by Andrew Farley
The last year has been a successful one for the struggle for LGBT rights in Ireland. In May’s referendum, 62% of the electorate in the South voted in favour of marriage equality. Support was strongest in working class communities. In July, under pressure from below, the Southern government passed the Gender Recognition Act, allowing trans-adults to initiate a process to be legally recognised as their preferred gender.
Same-sex marriage has yet to be legalised in Northern Ireland, in spite of 70% support for marriage equality according to a recent Ipsos MORI poll. In June last year, over 20,000 attended a rally in Belfast to support equal marriage. This sea change in attitudes and the public demand for equality led to a historic majority vote for marriage equality in the Assembly in November, with a number of MLAs shifting their position on the issue.
The ‘Democratic’ Unionist Party have made it clear they intend to continue to undemocratically block same-sex marriage, abusing the petition of concern mechanism which is meant to protect minorities. However, they are not impervious to change. Half of the DUP’s voters support marriage equality. This figure can grow and become a point of pressure on them. They did not block the lifting of the lifetime ban on men who have sex with men giving blood. Last year, DUP Health Minister Jim Wells was forced to resign following widespread condemnation of homophobic comments he made publicly. The dinosaurs are on the back foot, but it is important that we continue to apply pressure.
Whilst progress has been made locally, we must not forget that same-sex relationships are still illegal in 73 countries, being punishable by death in ten. In addition, Russia and Lithuania have laws prohibiting that which is considered “homosexual propaganda”, effectively denying LGBT people the right to express their identity. The horrific massacre at the Pulse nightclub in Orlando highlights that hatred of LGBT people is still present in society and that it has the capacity to manifest in the form of extreme violence.

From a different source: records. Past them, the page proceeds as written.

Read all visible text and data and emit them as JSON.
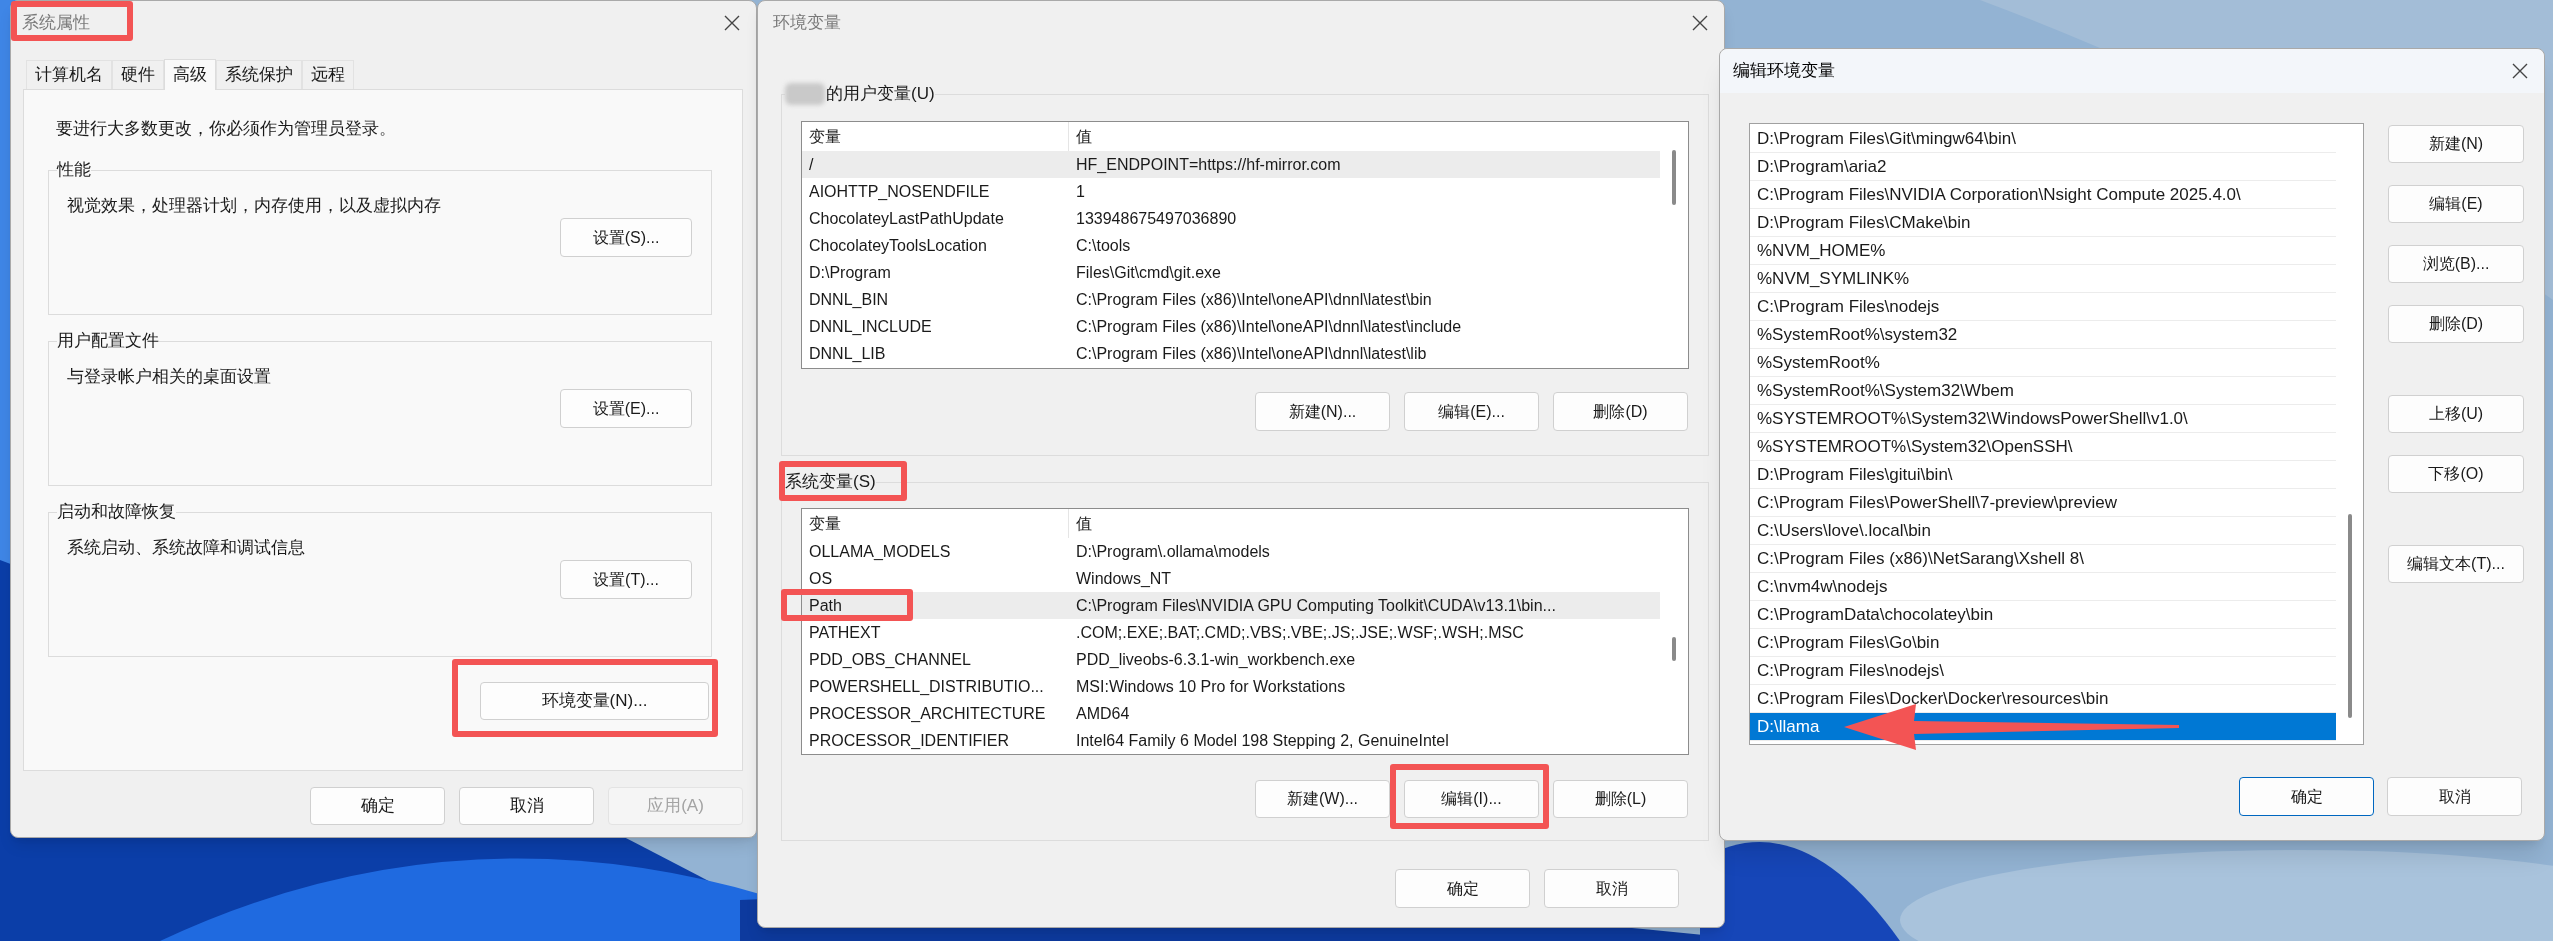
{
  "system_properties": {
    "title": "系统属性",
    "active": false,
    "title_highlighted": true,
    "tabs": [
      {
        "label": "计算机名",
        "selected": false
      },
      {
        "label": "硬件",
        "selected": false
      },
      {
        "label": "高级",
        "selected": true
      },
      {
        "label": "系统保护",
        "selected": false
      },
      {
        "label": "远程",
        "selected": false
      }
    ],
    "notice": "要进行大多数更改，你必须作为管理员登录。",
    "groups": [
      {
        "heading": "性能",
        "description": "视觉效果，处理器计划，内存使用，以及虚拟内存",
        "button": "设置(S)..."
      },
      {
        "heading": "用户配置文件",
        "description": "与登录帐户相关的桌面设置",
        "button": "设置(E)..."
      },
      {
        "heading": "启动和故障恢复",
        "description": "系统启动、系统故障和调试信息",
        "button": "设置(T)..."
      }
    ],
    "env_button": {
      "label": "环境变量(N)...",
      "highlighted": true
    },
    "buttons": [
      {
        "label": "确定",
        "disabled": false
      },
      {
        "label": "取消",
        "disabled": false
      },
      {
        "label": "应用(A)",
        "disabled": true
      }
    ]
  },
  "environment_variables": {
    "title": "环境变量",
    "active": false,
    "user_section": {
      "heading": "的用户变量(U)",
      "highlighted": false,
      "columns": [
        "变量",
        "值"
      ],
      "rows": [
        {
          "name": "/",
          "value": "HF_ENDPOINT=https://hf-mirror.com",
          "selected": true,
          "highlighted": false
        },
        {
          "name": "AIOHTTP_NOSENDFILE",
          "value": "1",
          "selected": false,
          "highlighted": false
        },
        {
          "name": "ChocolateyLastPathUpdate",
          "value": "133948675497036890",
          "selected": false,
          "highlighted": false
        },
        {
          "name": "ChocolateyToolsLocation",
          "value": "C:\\tools",
          "selected": false,
          "highlighted": false
        },
        {
          "name": "D:\\Program",
          "value": "Files\\Git\\cmd\\git.exe",
          "selected": false,
          "highlighted": false
        },
        {
          "name": "DNNL_BIN",
          "value": "C:\\Program Files (x86)\\Intel\\oneAPI\\dnnl\\latest\\bin",
          "selected": false,
          "highlighted": false
        },
        {
          "name": "DNNL_INCLUDE",
          "value": "C:\\Program Files (x86)\\Intel\\oneAPI\\dnnl\\latest\\include",
          "selected": false,
          "highlighted": false
        },
        {
          "name": "DNNL_LIB",
          "value": "C:\\Program Files (x86)\\Intel\\oneAPI\\dnnl\\latest\\lib",
          "selected": false,
          "highlighted": false
        }
      ],
      "buttons": [
        {
          "label": "新建(N)...",
          "highlighted": false
        },
        {
          "label": "编辑(E)...",
          "highlighted": false
        },
        {
          "label": "删除(D)",
          "highlighted": false
        }
      ]
    },
    "system_section": {
      "heading": "系统变量(S)",
      "highlighted": true,
      "columns": [
        "变量",
        "值"
      ],
      "rows": [
        {
          "name": "OLLAMA_MODELS",
          "value": "D:\\Program\\.ollama\\models",
          "selected": false,
          "highlighted": false
        },
        {
          "name": "OS",
          "value": "Windows_NT",
          "selected": false,
          "highlighted": false
        },
        {
          "name": "Path",
          "value": "C:\\Program Files\\NVIDIA GPU Computing Toolkit\\CUDA\\v13.1\\bin...",
          "selected": true,
          "highlighted": true
        },
        {
          "name": "PATHEXT",
          "value": ".COM;.EXE;.BAT;.CMD;.VBS;.VBE;.JS;.JSE;.WSF;.WSH;.MSC",
          "selected": false,
          "highlighted": false
        },
        {
          "name": "PDD_OBS_CHANNEL",
          "value": "PDD_liveobs-6.3.1-win_workbench.exe",
          "selected": false,
          "highlighted": false
        },
        {
          "name": "POWERSHELL_DISTRIBUTIO...",
          "value": "MSI:Windows 10 Pro for Workstations",
          "selected": false,
          "highlighted": false
        },
        {
          "name": "PROCESSOR_ARCHITECTURE",
          "value": "AMD64",
          "selected": false,
          "highlighted": false
        },
        {
          "name": "PROCESSOR_IDENTIFIER",
          "value": "Intel64 Family 6 Model 198 Stepping 2, GenuineIntel",
          "selected": false,
          "highlighted": false
        }
      ],
      "buttons": [
        {
          "label": "新建(W)...",
          "highlighted": false
        },
        {
          "label": "编辑(I)...",
          "highlighted": true
        },
        {
          "label": "删除(L)",
          "highlighted": false
        }
      ]
    },
    "buttons": [
      {
        "label": "确定"
      },
      {
        "label": "取消"
      }
    ]
  },
  "edit_environment_variable": {
    "title": "编辑环境变量",
    "active": true,
    "entries": [
      {
        "text": "D:\\Program Files\\Git\\mingw64\\bin\\",
        "selected": false,
        "arrow": false
      },
      {
        "text": "D:\\Program\\aria2",
        "selected": false,
        "arrow": false
      },
      {
        "text": "C:\\Program Files\\NVIDIA Corporation\\Nsight Compute 2025.4.0\\",
        "selected": false,
        "arrow": false
      },
      {
        "text": "D:\\Program Files\\CMake\\bin",
        "selected": false,
        "arrow": false
      },
      {
        "text": "%NVM_HOME%",
        "selected": false,
        "arrow": false
      },
      {
        "text": "%NVM_SYMLINK%",
        "selected": false,
        "arrow": false
      },
      {
        "text": "C:\\Program Files\\nodejs",
        "selected": false,
        "arrow": false
      },
      {
        "text": "%SystemRoot%\\system32",
        "selected": false,
        "arrow": false
      },
      {
        "text": "%SystemRoot%",
        "selected": false,
        "arrow": false
      },
      {
        "text": "%SystemRoot%\\System32\\Wbem",
        "selected": false,
        "arrow": false
      },
      {
        "text": "%SYSTEMROOT%\\System32\\WindowsPowerShell\\v1.0\\",
        "selected": false,
        "arrow": false
      },
      {
        "text": "%SYSTEMROOT%\\System32\\OpenSSH\\",
        "selected": false,
        "arrow": false
      },
      {
        "text": "D:\\Program Files\\gitui\\bin\\",
        "selected": false,
        "arrow": false
      },
      {
        "text": "C:\\Program Files\\PowerShell\\7-preview\\preview",
        "selected": false,
        "arrow": false
      },
      {
        "text": "C:\\Users\\love\\.local\\bin",
        "selected": false,
        "arrow": false
      },
      {
        "text": "C:\\Program Files (x86)\\NetSarang\\Xshell 8\\",
        "selected": false,
        "arrow": false
      },
      {
        "text": "C:\\nvm4w\\nodejs",
        "selected": false,
        "arrow": false
      },
      {
        "text": "C:\\ProgramData\\chocolatey\\bin",
        "selected": false,
        "arrow": false
      },
      {
        "text": "C:\\Program Files\\Go\\bin",
        "selected": false,
        "arrow": false
      },
      {
        "text": "C:\\Program Files\\nodejs\\",
        "selected": false,
        "arrow": false
      },
      {
        "text": "C:\\Program Files\\Docker\\Docker\\resources\\bin",
        "selected": false,
        "arrow": false
      },
      {
        "text": "D:\\llama",
        "selected": true,
        "arrow": true
      }
    ],
    "side_button_groups": [
      [
        "新建(N)",
        "编辑(E)",
        "浏览(B)...",
        "删除(D)"
      ],
      [
        "上移(U)",
        "下移(O)"
      ],
      [
        "编辑文本(T)..."
      ]
    ],
    "buttons": [
      {
        "label": "确定",
        "default": true
      },
      {
        "label": "取消",
        "default": false
      }
    ]
  }
}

It is imperative that the LGBT community and allies stand in global solidarity against backwards politics, bigotry, and discrimination. United struggle is the key. In Northern Ireland, it is vital that we continue to exert pressure on politicians, both in Stormont and in Westminster. The UK government has the power to bring about marriage equality here, just as same-sex marriage has been legalised in England, because the time for change is now. If you agree, get involved in the Fight4Equality campaign which has led protests against homophobia, sexism and for abortion rights – email firstname.lastname@example.org.